>> Applicant is not declared bankrupt. A 10-year moratorium has to be upheld on approval.
>> Must not already be an owner of government quarters in the same area.

C] In 2014, Skim Perumahan Mampu Milik Swasta otherwise known as MyHome, was launched to assist low-income households own a house. The scheme saw the government provide a RM30,000 subsidy to private developers for every housing unit offered to first-time buyers earning a monthly household income of RM3,000 or less.

Important terms and conditions

>> Malaysian citizen aged 18 years and above.
>> First-time house owner.
>> Individual or household income between RM3,000 and RM4,000 for type MyHome 1 and between RM4,000 and RM6,000 for type MyHome2 (refer to other criteria on the official website).

D] Under the Rumah Mesra Rakyat 1Malaysia or RMR1M scheme, the government will provide a subsidy of between RM15,000 and RM20,000 for Malaysian citizens who meet the criteria for Rumah Mampu Milik under the government's Syarikat Perumahan Negara Berhad (SPNB) development project.
Important terms and conditions

>> Malaysian citizen aged between 18 and 60.

>> Household income of between RM750 and RM3,000 a month.

>> A land owner.

>> Never owned a house.

>> Married or caring for parent/s.

E] An interesting affordable housing scheme offered by the Penang State Government called Hijau E-Komuniti offers affordable and comfortable homes in strategic locations in Penang,
for Penangites.

Important terms and conditions:

>> Malaysian citizen born and working in Penang aged 21 and above.

>> Registered voter in Penang or residing in Penang for at least five years from date of application.

>> Household income not exceeding RM2,500 for low cost; not exceeding RM3,500 for medium-low cost; income not exceeding RM6,000 for affordable homes priced RM200,000; income not exceeding RM8,000 for affordable homes priced RM300,000; income not exceeding RM10,000 for affordable homes priced
at RM400,000.

>> Applicant and spouse must not own any property for low-cost or low-medium cost applications.

For more of such housing schemes and programmes, visit the respective official websites online.

Targets for public affordable housing under various schemes

Programmes Housing units
PBR 47,000
PPR 50,000
PR1MA 380,000
PPA1M 88,000
RMR1M 55,000
RUMAWIP 33,000
Total 653,000

Eleventh Malaysia Plan 2016 to 2020

In the 11th Malaysia Plan 2016 to 2020, affordable housing is included as a development objective, complete with a five-year plan. Among the strategies to attain the objectives are to increase affordability and accessibility for low- and middle-income households, as well as to strengthen management and delivery of public housing programmes to promote more efficient and sustainable affordable housing for the people.

According to the "plan", 11 factors are incorporated in its efforts to provide quality affordable housing over the next few years.

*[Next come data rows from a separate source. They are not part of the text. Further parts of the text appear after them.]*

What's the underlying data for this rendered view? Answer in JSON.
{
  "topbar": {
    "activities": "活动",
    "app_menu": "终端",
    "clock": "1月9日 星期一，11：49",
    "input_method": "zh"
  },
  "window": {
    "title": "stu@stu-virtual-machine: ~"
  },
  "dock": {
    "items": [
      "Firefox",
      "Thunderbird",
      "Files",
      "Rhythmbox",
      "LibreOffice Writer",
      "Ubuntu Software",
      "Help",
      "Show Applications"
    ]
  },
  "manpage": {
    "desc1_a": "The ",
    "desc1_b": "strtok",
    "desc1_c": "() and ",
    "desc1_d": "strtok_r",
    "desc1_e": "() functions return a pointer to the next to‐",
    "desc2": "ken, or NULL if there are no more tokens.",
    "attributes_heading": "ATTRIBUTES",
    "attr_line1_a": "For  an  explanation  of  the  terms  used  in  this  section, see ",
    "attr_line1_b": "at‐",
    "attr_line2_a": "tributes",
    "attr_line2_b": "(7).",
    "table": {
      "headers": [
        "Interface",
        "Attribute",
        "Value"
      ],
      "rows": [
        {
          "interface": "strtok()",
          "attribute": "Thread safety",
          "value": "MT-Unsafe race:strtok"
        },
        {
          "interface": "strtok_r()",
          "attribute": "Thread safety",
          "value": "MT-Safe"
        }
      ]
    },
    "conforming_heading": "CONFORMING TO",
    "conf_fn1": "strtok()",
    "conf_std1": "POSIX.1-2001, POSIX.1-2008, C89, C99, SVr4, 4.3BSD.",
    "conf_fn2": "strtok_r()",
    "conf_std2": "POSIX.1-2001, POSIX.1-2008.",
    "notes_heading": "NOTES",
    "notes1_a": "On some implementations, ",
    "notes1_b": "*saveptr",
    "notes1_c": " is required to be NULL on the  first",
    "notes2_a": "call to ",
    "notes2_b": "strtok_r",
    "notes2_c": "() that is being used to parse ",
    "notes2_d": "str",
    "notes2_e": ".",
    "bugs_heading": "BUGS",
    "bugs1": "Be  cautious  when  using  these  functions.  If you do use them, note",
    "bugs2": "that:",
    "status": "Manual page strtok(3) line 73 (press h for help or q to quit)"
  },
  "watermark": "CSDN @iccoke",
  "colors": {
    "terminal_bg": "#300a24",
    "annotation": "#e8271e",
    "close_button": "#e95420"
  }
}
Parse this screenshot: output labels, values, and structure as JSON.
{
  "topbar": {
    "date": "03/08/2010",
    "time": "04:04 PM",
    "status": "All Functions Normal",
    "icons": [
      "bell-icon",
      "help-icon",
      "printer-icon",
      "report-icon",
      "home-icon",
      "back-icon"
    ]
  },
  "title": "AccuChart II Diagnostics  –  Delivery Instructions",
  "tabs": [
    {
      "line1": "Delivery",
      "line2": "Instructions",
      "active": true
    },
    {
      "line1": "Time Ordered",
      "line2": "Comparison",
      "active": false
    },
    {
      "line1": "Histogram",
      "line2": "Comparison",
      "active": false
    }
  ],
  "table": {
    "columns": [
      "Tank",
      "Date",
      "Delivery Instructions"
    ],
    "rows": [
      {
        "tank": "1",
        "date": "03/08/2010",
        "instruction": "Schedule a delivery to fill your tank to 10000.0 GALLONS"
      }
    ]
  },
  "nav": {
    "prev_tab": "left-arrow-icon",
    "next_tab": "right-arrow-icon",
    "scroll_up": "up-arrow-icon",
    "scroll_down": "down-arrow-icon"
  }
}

These include:

1) eliminating housing approvals that are not based on demands;

2) reducing government maintenance funding;

3) improving co-ordination in planning and implementing through the National Housing Council;

4) encouraging residents' commitment in maintenance, cleanliness and prevention of vandalism;

5) using potential waqf and baitulmal land for development of affordable housing;

6) construction of transit housing for youth;

7) augmenting private sector participation;

8) developing maintenance cost sharing for low-cost housing;

9) enhancing access to financing schemes;

10) creating a land bank for future needs; and

11) establishing an integrated database of all affordable housing projects for effective planning and implementation.

While affordable housing may be just a small part of the big plan, it has at least been seen as a prominent element in the big picture of things to come and significantly targets to result in "one house per household".

Underlining action-driven developments that are people-centric and lead to positive long-term changes, the 11th Malaysia Plan, described as different from any other, anchors growth on and for the people.

Moreover, with the National Housing Policy up for review next year, it will be exciting to see what other beneficial programmes, schemes and subsidies will be offered to the people where home ownership is concerned.

Follow our article next week for more ideas and options for Malaysians to own a home.